Roush Review: ABC's 'black-ish' Spinoff 'mixed-ish' & 'Emergence'
Unlike in recent seasons, this fall is light on remakes and reboots (although some new shows feel like retreads), but in an industry where success begets excess, there's always room for a spinoff.
Enter ABC's mixed-ish, the second offshoot of the network's popular and envelope-pushing black-ish. (The other, grown-ish, airs on cable's Freeform.) This likable but unnecessary prequel is a breezy exercise in subversive nostalgia that takes us back to the mid-1980s, answering Dre's (Anthony Anderson) question to wife Rainbow (Tracee Ellis Ross): "How did you ever survive your childhood?"
We know Bow was raised by a mixed-race hippie couple — Tika Sumpter and Mark-Paul Gosselaar play her parents, Alicia and Paul (younger versions of the black-ish characters played by Anna Deavere Smith and Beau Bridges) — and we now get to experience first-hand her family's abrupt and jolting transition from commune life to the conformity of the suburbs. Paul is a free-thinking idealist, a dropout from college and society (let's face it, a cliché), while Alicia is enough of a realist to have finished her law degree, preparing to enter the workplace. Neither, though, has readied 12-year-old Rainbow (an assured Arica Himmel) or her younger sibs for what faces them at school, where mixed-race kids are an anomaly.
The 'black-ish' franchise expands with the premiere of this spinoff starring Mark-Paul Gosselaar and Tika Sumpter.
"Imagine being the new kid when no one in the world is like you, not even your parents," laments Bow, who's even more rattled when little Johan (Ethan William Childress) and Santamonica (a very funny Mykal-Michelle Harris) adapt too quickly to cultural stereotypes from the boob tube. "Am I the only one not trying to be someone else?"
As a comedy, mixed-ish delivers mixed results with its dated hippie humor and heavy-handed theme. But things pick up whenever the great Gary Cole, as Paul's corporate boor of a father (into whose rental house they move), shows up to mock them and shock them into taking some responsibility. "Is it fun to be poor?" he goads them good-naturedly. And when Alicia shows up to work at his firm in colorful tie-dye, he quips, "I wouldn't go into your sweat lodge and put on deodorant… It's terrifying that you're the sensible one."
Network premiere week kicks off with four new shows, ranging from the creepy fun of 'Prodigal Son' to blandly predictable legal dramas
While it may not be easy for Bow's family to fit in, mixed-ish will likely be a smooth addition to ABC's Tuesday comedy lineup. I can't help wishing, though, that the network was less reliant on milking its aging hits than sticking with a show as fresh and funny as last season's The Kids Are Alright (a cancellation I still can't process).
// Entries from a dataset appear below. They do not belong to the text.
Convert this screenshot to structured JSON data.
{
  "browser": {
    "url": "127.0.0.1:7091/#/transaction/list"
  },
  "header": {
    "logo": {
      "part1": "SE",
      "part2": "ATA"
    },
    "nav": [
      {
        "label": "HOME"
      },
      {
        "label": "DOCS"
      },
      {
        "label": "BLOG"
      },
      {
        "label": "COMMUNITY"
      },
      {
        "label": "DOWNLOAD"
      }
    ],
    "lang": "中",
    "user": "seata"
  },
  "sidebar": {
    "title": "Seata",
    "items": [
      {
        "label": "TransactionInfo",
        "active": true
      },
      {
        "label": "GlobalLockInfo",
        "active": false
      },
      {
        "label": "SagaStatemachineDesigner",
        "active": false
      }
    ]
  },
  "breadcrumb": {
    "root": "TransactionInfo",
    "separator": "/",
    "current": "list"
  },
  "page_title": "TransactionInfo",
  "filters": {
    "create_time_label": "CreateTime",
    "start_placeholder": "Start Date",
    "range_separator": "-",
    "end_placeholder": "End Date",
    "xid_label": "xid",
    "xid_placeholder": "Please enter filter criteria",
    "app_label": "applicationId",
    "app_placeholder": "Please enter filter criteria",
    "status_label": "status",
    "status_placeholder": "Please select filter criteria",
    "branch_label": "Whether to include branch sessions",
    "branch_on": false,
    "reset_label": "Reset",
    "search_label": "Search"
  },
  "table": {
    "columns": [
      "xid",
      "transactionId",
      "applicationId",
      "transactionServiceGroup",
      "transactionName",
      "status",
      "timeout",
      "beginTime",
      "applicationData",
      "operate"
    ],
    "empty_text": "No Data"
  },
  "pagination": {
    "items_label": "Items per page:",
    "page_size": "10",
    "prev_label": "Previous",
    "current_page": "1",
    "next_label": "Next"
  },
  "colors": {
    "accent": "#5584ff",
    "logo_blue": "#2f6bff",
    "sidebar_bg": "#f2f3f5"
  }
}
mixed-ish, Series Premiere, Tuesday, September 24, 9/8c, ABC
Alien-ated: All the genre trappings emerge quickly: a fiery plane crash and cover-up, sinister government-type agents who aren't what they appear to be, a mysterious and solemn little girl with no memory and strange telekinetic powers. But what distinguishes ABC's Emergence from other murky supernatural puzzle shows is its heart and soul: Allison Tolman (Fargo) as Jo Evans, a maternal Long Island police chief who takes the enigmatic "Piper" (Alexa Swinton) under her wing while she tries to figure out what's going on, where the girl came from and how to keep her own family out of danger.
The new ABC drama is 'influenced by ... movies like 'E.T.' and 'Close Encounters of the Third Kind.''
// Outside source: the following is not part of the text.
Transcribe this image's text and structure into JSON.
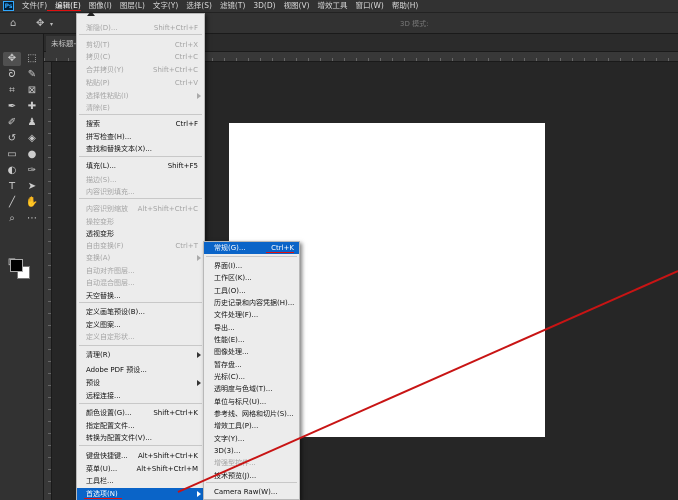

There's a natural warmth and wit to any character Tolman plays (I'm still mourning ABC's short-lived Downward Dog), and these attributes are essential for drawing us into yet another conspiracy series. It's no surprise that Piper clings to Jo like a lifeline, even before they play a game involving Skittles candy that brings back fond memories of E.T. and Reese's Pieces. Piper could do worse than become a part of Jo's family, which includes a doting dad (Clancy Brown) with heart problems, a precocious daughter (Ashley Aufderheide) and an estranged husband (Donald Faison) who clearly still has the feels for Jo. As who wouldn't?
Something strange is going on in this small town.
The pilot episode effectively sets up the mystery, while piling on new twists, building to suspenseful set pieces and more revelations about Piper’s otherness. Even so, I can see why NBC, which developed the series, passed on it. (ABC Studios produces the show, which is how it ended up on ABC.) We've seen its like so many times before, often on this very network, and with one very big exception (Lost), we tend to risk being left hanging before the story is adequately resolved. Maybe Emergence will be the exception. For Tolman's sake, I hope so.
Emergence, Series Premiere, Tuesday, September 24, 10/9c, ABC